MILWAUKEE -- Ignition interlock devices would be mandatory for anyone convicted of a drunk-driving offense under a proposal unveiled by two state lawmakers from Milwaukee on Wednesday, December 13th.
Sen. Chris Larson and Rep. Christine Sinicki said their legislation will attack what they called a "drunk driving culture" in Wisconsin, the only state that treats a first-offense OWI as a traffic citation. Their bill, which they planned to circulate for co-sponsors later Wednesday, would require any offender regardless of blood-alcohol level to use a device for at least one year.
During a news conference at the St. Francis Police Department, advocates for crash victims said ignition interlocks had stopped 211,000 would-be drunk drivers in Wisconsin from 2006 to 2016.
"I think having one of these for anybody who's convicted of a drunk driving offense for an entire year will show that yes, there's a very real consequence," Larson said.
Currently, state law requires only repeat offenders or first-time offenders with a .15 BAC or higher to use a device. Advocates for crash victims say 40 percent of Wisconsin's first-time offenders repeat, and the state does virtually nothing to prevent it.
"Hope is not a winning strategy in stopping drunk driving," said Frank Harris of Mothers Against Drunk Driving, a lobbying group that advocates for tougher drunken-driving laws.
With little time left in the Legislative session, the measure faces an uncertain future. A spokesman for the Wisconsin Tavern League, which has routinely played a key role in determining the fate of drunken-driving bills, did not return a phone message seeking comment.
At least one Democratic lawmaker, state Rep. Evan Goyke of Milwaukee, raised concerns about the cost of the devices during debate on a separate ignition interlock bill this year. Offenders have to pay the cost of the device, which is $1,000 for a year. Low-income people can get the cost reduced by half.
St. Francis Police Chief Tom Dietrich said the benefits outweigh the cost, and endorsed the bill.
"If you're going to keep the streets safe and prevent deaths, how do you put a price tag on that?" Dietrich said during Wednesday's news conference.
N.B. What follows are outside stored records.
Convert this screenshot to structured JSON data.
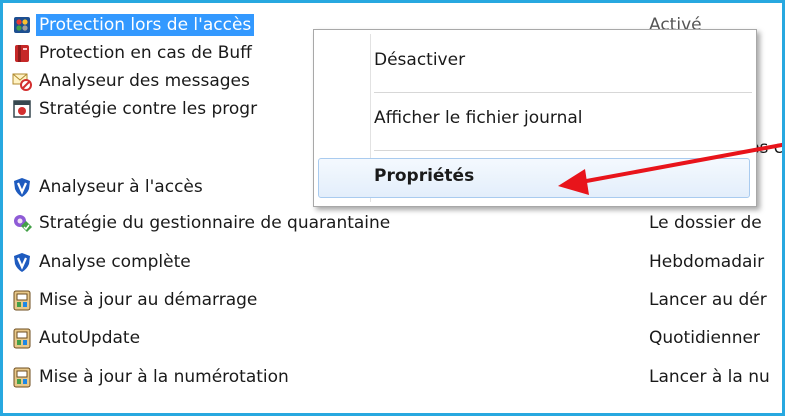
{
  "rows": [
    {
      "label": "Protection lors de l'accès",
      "icon": "traffic-light-icon",
      "value": "Activé"
    },
    {
      "label": "Protection en cas de Buff",
      "icon": "red-shield-book-icon",
      "value": ""
    },
    {
      "label": "Analyseur des messages",
      "icon": "mail-forbidden-icon",
      "value": ""
    },
    {
      "label": "Stratégie contre les progr",
      "icon": "window-red-icon",
      "value": "es c"
    },
    {
      "label": "Analyseur à l'accès",
      "icon": "shield-v-icon",
      "value": ""
    },
    {
      "label": "Stratégie du gestionnaire de quarantaine",
      "icon": "quarantine-icon",
      "value": "Le dossier de"
    },
    {
      "label": "Analyse complète",
      "icon": "shield-v-icon",
      "value": "Hebdomadair"
    },
    {
      "label": "Mise à jour au démarrage",
      "icon": "update-icon",
      "value": "Lancer au dér"
    },
    {
      "label": "AutoUpdate",
      "icon": "update-icon",
      "value": "Quotidienner"
    },
    {
      "label": "Mise à jour à la numérotation",
      "icon": "update-icon",
      "value": "Lancer à la nu"
    }
  ],
  "context_menu": {
    "items": [
      "Désactiver",
      "Afficher le fichier journal",
      "Propriétés"
    ],
    "highlighted": "Propriétés"
  },
  "colors": {
    "frame": "#28a8e0",
    "selection": "#3399ff",
    "arrow": "#e8141b"
  }
}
Gov. Scott Walker signed an ignition-interlock device bill into law last week, closing a loophole that allowed some OWI offenders to get around the current ignition interlock requirement by borrowing a friend or family member's car. That bill received bipartisan support in the Legislature, though Sinicki and Larson said it would have a more limited effect than their new legislation.
"Over the years we’ve kind of tinkered around the edges of drunk driving," Sinicki said. "But I do believe this piece of legislation would make a huge difference in our culture here in Wisconsin."
Following the news conference, a representative from ignition interlock company Intoxalock demonstrated what the devices do. In Wisconsin, drivers must pass a breath test before turning on their car, then random tests at five- to 25-minute intervals.
If a person doesn't pass one of the random tests within six minutes, the car's horn goes off and the lights start flashing, said Skyler Roder, Intoxalock's regional manager.
Roder said the results aren't sent to law enforcement in real-time in Wisconsin as they are in some other states. Instead, Wisconsin requires people to get their devices reset every 30 to 60 days at a service center, which transmits the results to the ignition interlock company and then to the local sheriff's office, he said.